== What to do ==
Give only the number of lines in the records below that contain the word "Выбрать".

== Records to process ==

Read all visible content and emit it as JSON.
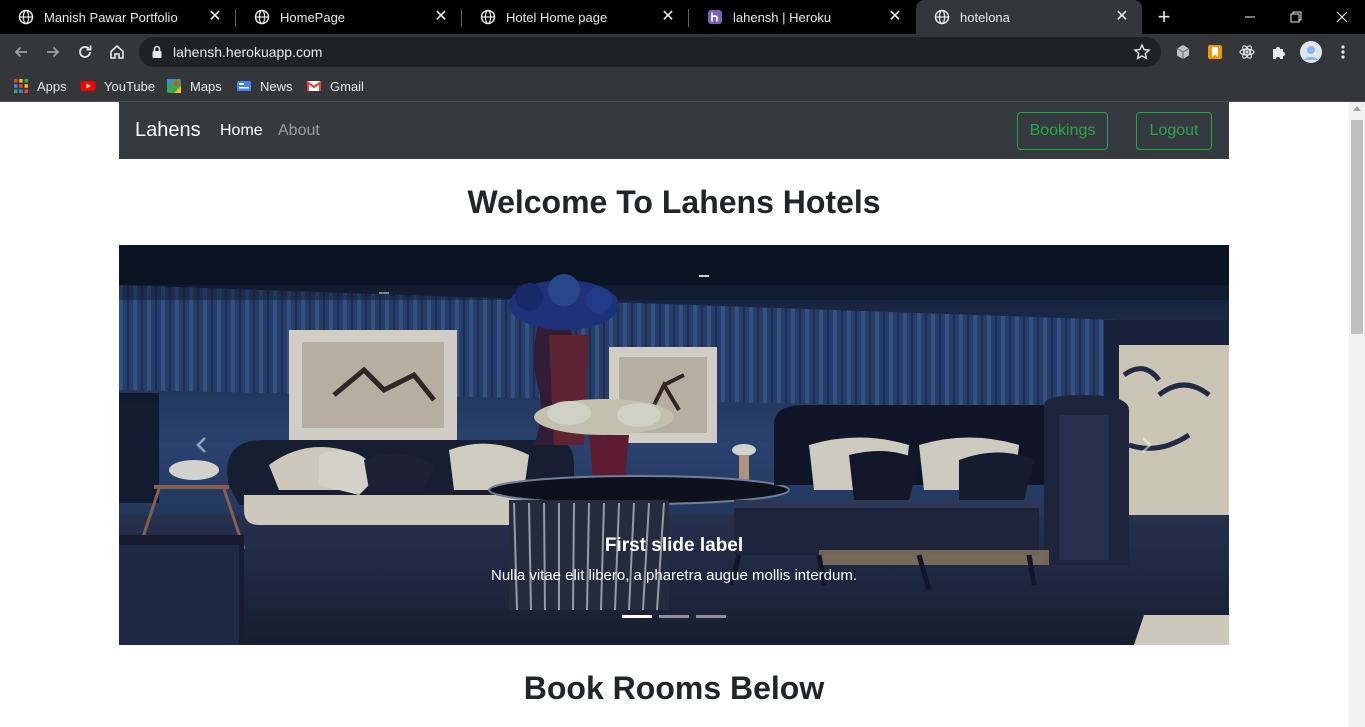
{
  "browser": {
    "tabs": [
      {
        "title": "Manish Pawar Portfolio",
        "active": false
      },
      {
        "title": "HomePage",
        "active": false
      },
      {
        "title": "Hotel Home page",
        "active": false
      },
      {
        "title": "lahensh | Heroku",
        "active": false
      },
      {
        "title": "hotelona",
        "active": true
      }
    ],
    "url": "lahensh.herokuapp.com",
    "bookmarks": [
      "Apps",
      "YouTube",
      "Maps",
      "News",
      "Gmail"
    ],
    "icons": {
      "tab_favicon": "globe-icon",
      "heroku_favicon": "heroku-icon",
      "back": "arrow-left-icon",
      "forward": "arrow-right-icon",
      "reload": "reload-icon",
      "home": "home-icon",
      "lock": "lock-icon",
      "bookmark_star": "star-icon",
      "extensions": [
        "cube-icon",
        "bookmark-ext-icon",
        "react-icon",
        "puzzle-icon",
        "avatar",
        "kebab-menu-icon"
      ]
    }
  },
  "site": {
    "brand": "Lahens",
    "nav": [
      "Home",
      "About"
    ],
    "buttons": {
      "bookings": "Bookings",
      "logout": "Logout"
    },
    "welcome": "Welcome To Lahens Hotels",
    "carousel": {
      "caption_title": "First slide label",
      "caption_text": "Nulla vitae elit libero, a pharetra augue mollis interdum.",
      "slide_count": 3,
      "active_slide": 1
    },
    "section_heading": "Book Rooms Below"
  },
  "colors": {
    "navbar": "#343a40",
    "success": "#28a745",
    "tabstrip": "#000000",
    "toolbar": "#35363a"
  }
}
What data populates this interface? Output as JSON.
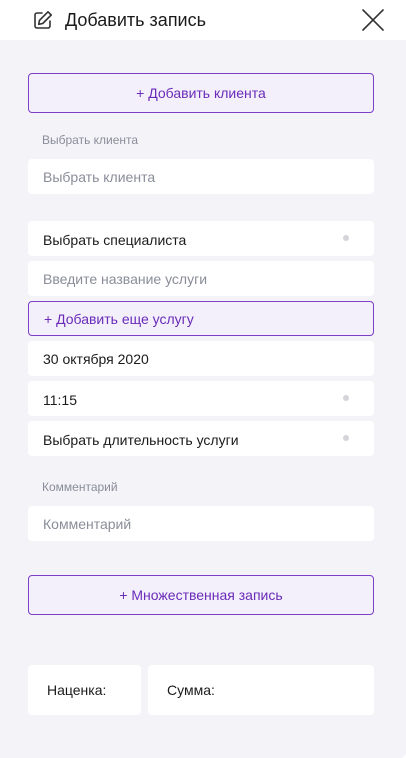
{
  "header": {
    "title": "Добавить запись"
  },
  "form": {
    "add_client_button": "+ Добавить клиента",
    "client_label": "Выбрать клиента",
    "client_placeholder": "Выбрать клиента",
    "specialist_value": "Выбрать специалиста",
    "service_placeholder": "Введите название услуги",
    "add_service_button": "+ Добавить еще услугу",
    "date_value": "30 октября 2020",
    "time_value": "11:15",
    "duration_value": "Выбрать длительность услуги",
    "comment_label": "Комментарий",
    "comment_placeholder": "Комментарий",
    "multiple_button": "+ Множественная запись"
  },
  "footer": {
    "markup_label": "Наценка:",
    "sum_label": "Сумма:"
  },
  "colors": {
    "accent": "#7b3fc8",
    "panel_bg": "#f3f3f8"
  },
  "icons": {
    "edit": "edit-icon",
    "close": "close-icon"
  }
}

== Response below ==
4